Items from an interface collection:
══════════════════════════════

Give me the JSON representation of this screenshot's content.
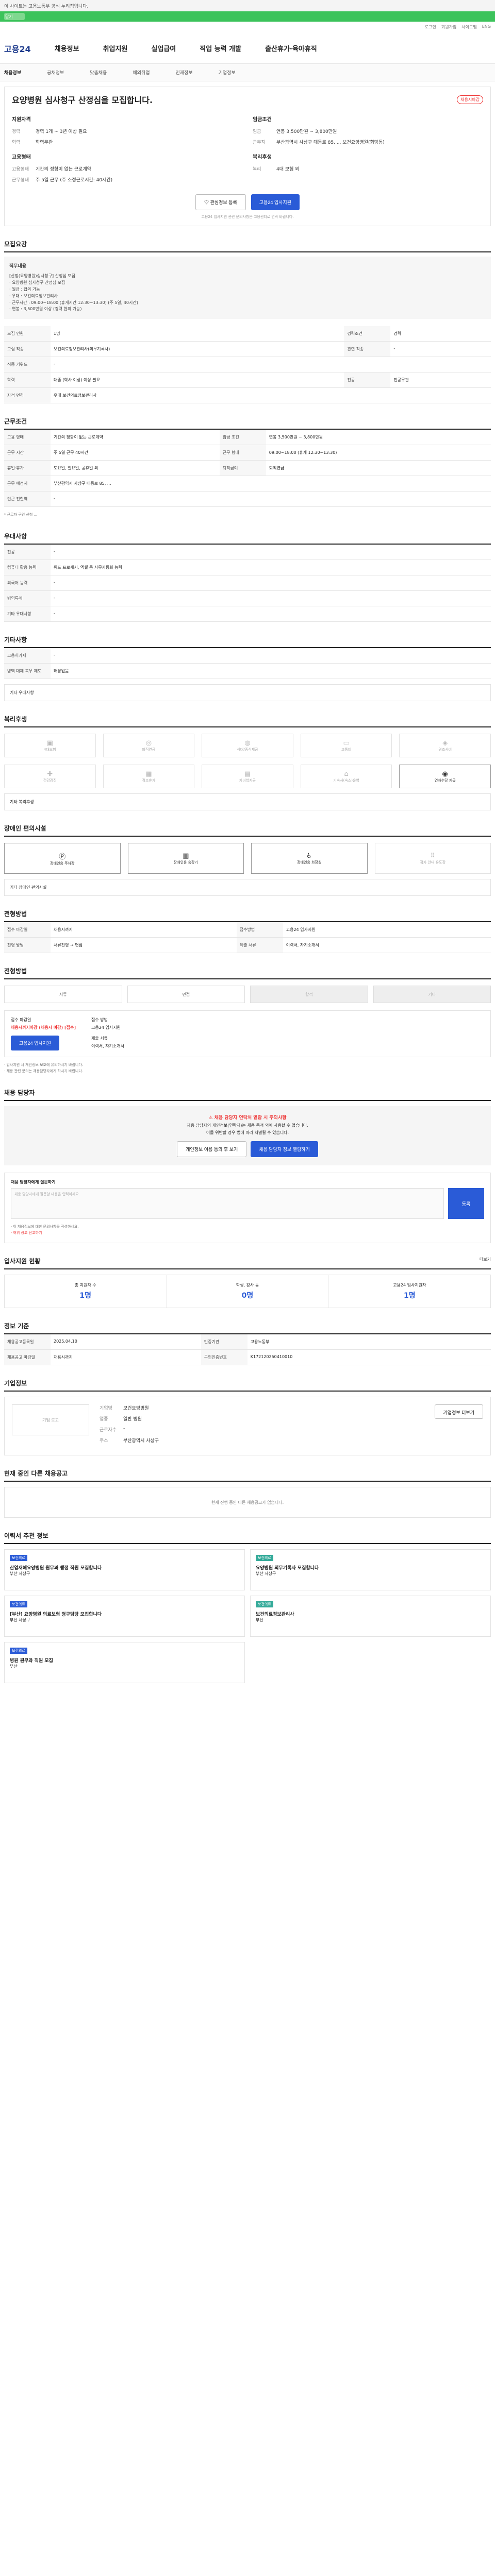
{
  "top": {
    "notice": "이 사이트는 고용노동부 공식 누리집입니다.",
    "green": "닫기",
    "util": [
      "로그인",
      "회원가입",
      "사이트맵",
      "ENG"
    ]
  },
  "header": {
    "logo": "고용24",
    "menu": [
      "채용정보",
      "취업지원",
      "실업급여",
      "직업 능력 개발",
      "출산휴가·육아휴직"
    ]
  },
  "subnav": [
    "채용정보",
    "공채정보",
    "맞춤채용",
    "해외취업",
    "인재정보",
    "기업정보"
  ],
  "job": {
    "title": "요양병원 심사청구 산정심을 모집합니다.",
    "badge": "채용시마감",
    "left_title": "지원자격",
    "left_items": [
      [
        "경력",
        "경력 1개 ~ 3년 이상 필요"
      ],
      [
        "학력",
        "학력무관"
      ]
    ],
    "left_title2": "고용형태",
    "left_items2": [
      [
        "고용형태",
        "기간의 정함이 없는 근로계약"
      ],
      [
        "근무형태",
        "주 5일 근무 (주 소정근로시간: 40시간)"
      ]
    ],
    "right_title": "임금조건",
    "right_items": [
      [
        "임금",
        "연봉 3,500만원 ~ 3,800만원"
      ],
      [
        "근무지",
        "부산광역시 사상구 대동로 85, ... 보건요양병원(희망동)"
      ]
    ],
    "right_title2": "복리후생",
    "right_items2": [
      [
        "복리",
        "4대 보험 외"
      ]
    ],
    "btn_fav": "관심정보 등록",
    "btn_apply": "고용24 입사지원",
    "note": "고용24 입사지원 관련 문의사항은 고용센터로 연락 바랍니다."
  },
  "summary": {
    "title": "모집요강",
    "box_title": "직무내용",
    "lines": [
      "[산정(요양병원)심사청구] 산정심 모집",
      "· 요양병원 심사청구 산정심 모집",
      "· 월급 : 협의 가능",
      "· 우대 : 보건의료정보관리사",
      "· 근무시간 : 09:00~18:00 (휴게시간 12:30~13:30) (주 5일, 40시간)",
      "· 연봉 : 3,500만원 이상 (경력 협의 가능)"
    ],
    "rows": [
      [
        "모집 인원",
        "1명",
        "경력조건",
        "경력"
      ],
      [
        "모집 직종",
        "보건의료정보관리사(의무기록사)",
        "관련 직종",
        "-"
      ],
      [
        "직종 키워드",
        "-",
        "",
        ""
      ],
      [
        "학력",
        "대졸 (학사 이상) 이상 필요",
        "전공",
        "전공무관"
      ],
      [
        "자격 면허",
        "우대 보건의료정보관리사",
        "",
        ""
      ]
    ]
  },
  "work": {
    "title": "근무조건",
    "rows": [
      [
        "고용 형태",
        "기간의 정함이 없는 근로계약",
        "임금 조건",
        "연봉 3,500만원 ~ 3,800만원"
      ],
      [
        "근무 시간",
        "주 5일 근무 40시간",
        "근무 형태",
        "09:00~18:00 (휴게 12:30~13:30)"
      ],
      [
        "휴일·휴가",
        "토요일, 일요일, 공휴일 외",
        "퇴직급여",
        "퇴직연금"
      ],
      [
        "근무 예정지",
        "부산광역시 사상구 대동로 85, ...",
        "",
        ""
      ],
      [
        "인근 전철역",
        "-",
        "",
        ""
      ]
    ],
    "note": "* 근로자 구인 신청 ..."
  },
  "pref": {
    "title": "우대사항",
    "rows": [
      [
        "전공",
        "-"
      ],
      [
        "컴퓨터 활용 능력",
        "워드 프로세서, 엑셀 등 사무자동화 능력"
      ],
      [
        "외국어 능력",
        "-"
      ],
      [
        "병역특례",
        "-"
      ],
      [
        "기타 우대사항",
        "-"
      ]
    ]
  },
  "etc": {
    "title": "기타사항",
    "rows": [
      [
        "고용허가제",
        "-"
      ],
      [
        "병역 대체 복무 제도",
        "해당없음"
      ]
    ],
    "extra": "기타 우대사항"
  },
  "benefit": {
    "title": "복리후생",
    "items": [
      "4대보험",
      "퇴직연금",
      "식대/중식제공",
      "교통비",
      "경조사비",
      "건강검진",
      "경조휴가",
      "자녀학자금",
      "기숙사(숙소)운영",
      "연차수당 지급"
    ],
    "box": "기타 복리후생"
  },
  "disabled": {
    "title": "장애인 편의시설",
    "items": [
      "장애인용 주차장",
      "장애인용 승강기",
      "장애인용 화장실",
      "점자 안내 유도장"
    ],
    "box": "기타 장애인 편의시설"
  },
  "process": {
    "title": "전형방법",
    "rows": [
      [
        "접수 마감일",
        "채용시까지",
        "접수방법",
        "고용24 입사지원"
      ],
      [
        "전형 방법",
        "서류전형 → 면접",
        "제출 서류",
        "이력서, 자기소개서"
      ]
    ]
  },
  "apply": {
    "title": "전형방법",
    "steps": [
      "서류",
      "면접",
      "합격",
      "기타"
    ],
    "deadline_label": "접수 마감일",
    "deadline": "채용시까지마감 (채용시 마감) [접수]",
    "method_label": "접수 방법",
    "method": "고용24 입사지원",
    "apply_btn": "고용24 입사지원",
    "doc_label": "제출 서류",
    "doc": "이력서, 자기소개서",
    "notes": [
      "· 입사지원 시 개인정보 보호에 유의하시기 바랍니다.",
      "· 채용 관련 문의는 채용담당자에게 하시기 바랍니다."
    ]
  },
  "manager": {
    "title": "채용 담당자",
    "warn": "채용 담당자 연락처 열람 시 주의사항",
    "lines": [
      "채용 담당자의 개인정보(연락처)는 채용 목적 외에 사용할 수 없습니다.",
      "이를 위반할 경우 법에 따라 처벌될 수 있습니다."
    ],
    "btn1": "개인정보 이용 동의 후 보기",
    "btn2": "채용 담당자 정보 열람하기"
  },
  "qna": {
    "title": "채용 담당자에게 질문하기",
    "placeholder": "채용 담당자에게 질문할 내용을 입력하세요.",
    "btn": "등록",
    "notes": [
      "· 이 채용정보에 대한 문의사항을 작성하세요.",
      "· 허위 광고 신고하기"
    ]
  },
  "stats": {
    "title": "입사지원 현황",
    "more": "더보기",
    "items": [
      [
        "총 지원자 수",
        "1명"
      ],
      [
        "학생, 강사 등",
        "0명"
      ],
      [
        "고용24 입사지원자",
        "1명"
      ]
    ]
  },
  "info": {
    "title": "정보 기준",
    "rows": [
      [
        "채용공고등록일",
        "2025.04.10",
        "인증기관",
        "고용노동부"
      ],
      [
        "채용공고 마감일",
        "채용시까지",
        "구인인증번호",
        "K172120250410010"
      ]
    ]
  },
  "company": {
    "title": "기업정보",
    "logo": "기업 로고",
    "rows": [
      [
        "기업명",
        "보건요양병원"
      ],
      [
        "업종",
        "일반 병원"
      ],
      [
        "근로자수",
        "-"
      ],
      [
        "주소",
        "부산광역시 사상구"
      ]
    ],
    "btn": "기업정보 더보기"
  },
  "others": {
    "title": "현재 중인 다른 채용공고",
    "empty": "현재 진행 중인 다른 채용공고가 없습니다."
  },
  "recommend": {
    "title": "이력서 추천 정보",
    "cards": [
      {
        "tag": "보건의료",
        "text": "산업재해요양병원 원무과 행정 직원 모집합니다",
        "sub": "부산 사상구"
      },
      {
        "tag": "보건의료",
        "text": "요양병원 의무기록사 모집합니다",
        "sub": "부산 사상구"
      },
      {
        "tag": "보건의료",
        "text": "[부산] 요양병원 의료보험 청구담당 모집합니다",
        "sub": "부산 사상구"
      },
      {
        "tag": "보건의료",
        "text": "보건의료정보관리사",
        "sub": "부산"
      },
      {
        "tag": "보건의료",
        "text": "병원 원무과 직원 모집",
        "sub": "부산"
      }
    ]
  }
}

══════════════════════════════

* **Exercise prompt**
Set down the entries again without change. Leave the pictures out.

* **Finished task**
Give me the JSON representation of this screenshot's content.
{
  "top": {
    "notice": "이 사이트는 고용노동부 공식 누리집입니다.",
    "green": "닫기",
    "util": [
      "로그인",
      "회원가입",
      "사이트맵",
      "ENG"
    ]
  },
  "header": {
    "logo": "고용24",
    "menu": [
      "채용정보",
      "취업지원",
      "실업급여",
      "직업 능력 개발",
      "출산휴가·육아휴직"
    ]
  },
  "subnav": [
    "채용정보",
    "공채정보",
    "맞춤채용",
    "해외취업",
    "인재정보",
    "기업정보"
  ],
  "job": {
    "title": "요양병원 심사청구 산정심을 모집합니다.",
    "badge": "채용시마감",
    "left_title": "지원자격",
    "left_items": [
      [
        "경력",
        "경력 1개 ~ 3년 이상 필요"
      ],
      [
        "학력",
        "학력무관"
      ]
    ],
    "left_title2": "고용형태",
    "left_items2": [
      [
        "고용형태",
        "기간의 정함이 없는 근로계약"
      ],
      [
        "근무형태",
        "주 5일 근무 (주 소정근로시간: 40시간)"
      ]
    ],
    "right_title": "임금조건",
    "right_items": [
      [
        "임금",
        "연봉 3,500만원 ~ 3,800만원"
      ],
      [
        "근무지",
        "부산광역시 사상구 대동로 85, ... 보건요양병원(희망동)"
      ]
    ],
    "right_title2": "복리후생",
    "right_items2": [
      [
        "복리",
        "4대 보험 외"
      ]
    ],
    "btn_fav": "관심정보 등록",
    "btn_apply": "고용24 입사지원",
    "note": "고용24 입사지원 관련 문의사항은 고용센터로 연락 바랍니다."
  },
  "summary": {
    "title": "모집요강",
    "box_title": "직무내용",
    "lines": [
      "[산정(요양병원)심사청구] 산정심 모집",
      "· 요양병원 심사청구 산정심 모집",
      "· 월급 : 협의 가능",
      "· 우대 : 보건의료정보관리사",
      "· 근무시간 : 09:00~18:00 (휴게시간 12:30~13:30) (주 5일, 40시간)",
      "· 연봉 : 3,500만원 이상 (경력 협의 가능)"
    ],
    "rows": [
      [
        "모집 인원",
        "1명",
        "경력조건",
        "경력"
      ],
      [
        "모집 직종",
        "보건의료정보관리사(의무기록사)",
        "관련 직종",
        "-"
      ],
      [
        "직종 키워드",
        "-",
        "",
        ""
      ],
      [
        "학력",
        "대졸 (학사 이상) 이상 필요",
        "전공",
        "전공무관"
      ],
      [
        "자격 면허",
        "우대 보건의료정보관리사",
        "",
        ""
      ]
    ]
  },
  "work": {
    "title": "근무조건",
    "rows": [
      [
        "고용 형태",
        "기간의 정함이 없는 근로계약",
        "임금 조건",
        "연봉 3,500만원 ~ 3,800만원"
      ],
      [
        "근무 시간",
        "주 5일 근무 40시간",
        "근무 형태",
        "09:00~18:00 (휴게 12:30~13:30)"
      ],
      [
        "휴일·휴가",
        "토요일, 일요일, 공휴일 외",
        "퇴직급여",
        "퇴직연금"
      ],
      [
        "근무 예정지",
        "부산광역시 사상구 대동로 85, ...",
        "",
        ""
      ],
      [
        "인근 전철역",
        "-",
        "",
        ""
      ]
    ],
    "note": "* 근로자 구인 신청 ..."
  },
  "pref": {
    "title": "우대사항",
    "rows": [
      [
        "전공",
        "-"
      ],
      [
        "컴퓨터 활용 능력",
        "워드 프로세서, 엑셀 등 사무자동화 능력"
      ],
      [
        "외국어 능력",
        "-"
      ],
      [
        "병역특례",
        "-"
      ],
      [
        "기타 우대사항",
        "-"
      ]
    ]
  },
  "etc": {
    "title": "기타사항",
    "rows": [
      [
        "고용허가제",
        "-"
      ],
      [
        "병역 대체 복무 제도",
        "해당없음"
      ]
    ],
    "extra": "기타 우대사항"
  },
  "benefit": {
    "title": "복리후생",
    "items": [
      "4대보험",
      "퇴직연금",
      "식대/중식제공",
      "교통비",
      "경조사비",
      "건강검진",
      "경조휴가",
      "자녀학자금",
      "기숙사(숙소)운영",
      "연차수당 지급"
    ],
    "box": "기타 복리후생"
  },
  "disabled": {
    "title": "장애인 편의시설",
    "items": [
      "장애인용 주차장",
      "장애인용 승강기",
      "장애인용 화장실",
      "점자 안내 유도장"
    ],
    "box": "기타 장애인 편의시설"
  },
  "process": {
    "title": "전형방법",
    "rows": [
      [
        "접수 마감일",
        "채용시까지",
        "접수방법",
        "고용24 입사지원"
      ],
      [
        "전형 방법",
        "서류전형 → 면접",
        "제출 서류",
        "이력서, 자기소개서"
      ]
    ]
  },
  "apply": {
    "title": "전형방법",
    "steps": [
      "서류",
      "면접",
      "합격",
      "기타"
    ],
    "deadline_label": "접수 마감일",
    "deadline": "채용시까지마감 (채용시 마감) [접수]",
    "method_label": "접수 방법",
    "method": "고용24 입사지원",
    "apply_btn": "고용24 입사지원",
    "doc_label": "제출 서류",
    "doc": "이력서, 자기소개서",
    "notes": [
      "· 입사지원 시 개인정보 보호에 유의하시기 바랍니다.",
      "· 채용 관련 문의는 채용담당자에게 하시기 바랍니다."
    ]
  },
  "manager": {
    "title": "채용 담당자",
    "warn": "채용 담당자 연락처 열람 시 주의사항",
    "lines": [
      "채용 담당자의 개인정보(연락처)는 채용 목적 외에 사용할 수 없습니다.",
      "이를 위반할 경우 법에 따라 처벌될 수 있습니다."
    ],
    "btn1": "개인정보 이용 동의 후 보기",
    "btn2": "채용 담당자 정보 열람하기"
  },
  "qna": {
    "title": "채용 담당자에게 질문하기",
    "placeholder": "채용 담당자에게 질문할 내용을 입력하세요.",
    "btn": "등록",
    "notes": [
      "· 이 채용정보에 대한 문의사항을 작성하세요.",
      "· 허위 광고 신고하기"
    ]
  },
  "stats": {
    "title": "입사지원 현황",
    "more": "더보기",
    "items": [
      [
        "총 지원자 수",
        "1명"
      ],
      [
        "학생, 강사 등",
        "0명"
      ],
      [
        "고용24 입사지원자",
        "1명"
      ]
    ]
  },
  "info": {
    "title": "정보 기준",
    "rows": [
      [
        "채용공고등록일",
        "2025.04.10",
        "인증기관",
        "고용노동부"
      ],
      [
        "채용공고 마감일",
        "채용시까지",
        "구인인증번호",
        "K172120250410010"
      ]
    ]
  },
  "company": {
    "title": "기업정보",
    "logo": "기업 로고",
    "rows": [
      [
        "기업명",
        "보건요양병원"
      ],
      [
        "업종",
        "일반 병원"
      ],
      [
        "근로자수",
        "-"
      ],
      [
        "주소",
        "부산광역시 사상구"
      ]
    ],
    "btn": "기업정보 더보기"
  },
  "others": {
    "title": "현재 중인 다른 채용공고",
    "empty": "현재 진행 중인 다른 채용공고가 없습니다."
  },
  "recommend": {
    "title": "이력서 추천 정보",
    "cards": [
      {
        "tag": "보건의료",
        "text": "산업재해요양병원 원무과 행정 직원 모집합니다",
        "sub": "부산 사상구"
      },
      {
        "tag": "보건의료",
        "text": "요양병원 의무기록사 모집합니다",
        "sub": "부산 사상구"
      },
      {
        "tag": "보건의료",
        "text": "[부산] 요양병원 의료보험 청구담당 모집합니다",
        "sub": "부산 사상구"
      },
      {
        "tag": "보건의료",
        "text": "보건의료정보관리사",
        "sub": "부산"
      },
      {
        "tag": "보건의료",
        "text": "병원 원무과 직원 모집",
        "sub": "부산"
      }
    ]
  }
}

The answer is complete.